Earthquake preparedness over knee-jerk reaction

Witoubou Newmai

Issues revolve around the seismic safety failed to attract much attention in our region as compared to “other security issues in the wider security concept”.

This editorial is broaching the issue following reports that “a mega earthquake of magnitude 8.5 or more is long overdue in the Himalayan region.” There have been these “long overdue mega earthquake” reports for quite some time now, but the people and the concerned authorities do not venture further than just limiting themselves to reading the reports. There can be so many reasons for this attitude towards the reports. One reason can also be due to the sense of helplessness about such a calamity.

However, it is also no more an exaggeration to say that knee-jerk response has become part of our culture today. We may call it, in other words, measures after lived experience. In fact, such measures are nothing but doing things out of desperation. But it is said that taking decision out of desperation portrays of what the society has become of.

Also meanwhile in our society, the concerned authorities engage on vague suggestions and proposals such as “to have an earthquake resilient towns and cities”, but never coming to work out about precise visions. When we are as far as this to the reality we continue to run the risk of “burying our heads in the sand.” In doing so, the concerned authorities are only trivialising the issue of great importance.

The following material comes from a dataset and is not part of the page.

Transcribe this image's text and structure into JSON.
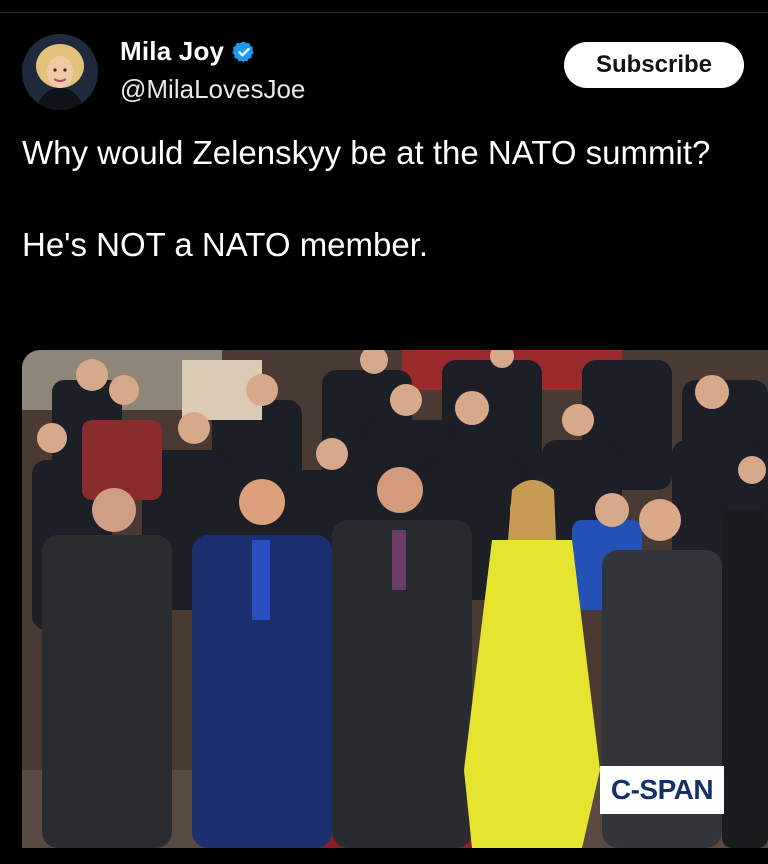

Two days ago, the media had reported widely quoting scientists that we are “far from being prepared for such an eventuality (the long overdue mega earthquake) with no strategy to minimise loss of life and property”. From April 18 to 20, experts had gathered to the “International Workshop on Climate Change and Extreme Events in Himalayan Region” at Mandi in Himachal Pradesh. During the event, “scientists from various fields of expertise concurred that an earthquake of the magnitude of 8.5 or more is likely to rock the Himalayan region”.

One important note mentioned by Dr Supriyo Mitra from Indian Institute of Science Education and Research (IISER), Kolkata, during the workshop needs proper introspection: “Science can tell you where an earthquake may strike, and with what magnitude, but ‘when’ is a bad question to ask.” Mitra then added, “I would prefer being a society that is prepared.”

Another important thought was given by Dr Durgesh C Rai from IIT, Kanpur, who opined that, “Earthquakes need not be deadly or destructive if we use the right designs and materials.” Also participating in the workshop, Professor Ramesh P Singh of IIT, Mandi, who said, “Loss of life occurs due to building collapse and damage, we need to engineer structures with proper building codes.”

Given the above suggestions and thoughts of the experts, it is not out of the reach of the concerned authorities to have visions towards addressing the issue. However, at the moment, it appears that the syndrome of knee-jerk reaction is still overwhelming the concerned authorities, waiting for things to push us to desperation or forlorn state to have a post-incident decision.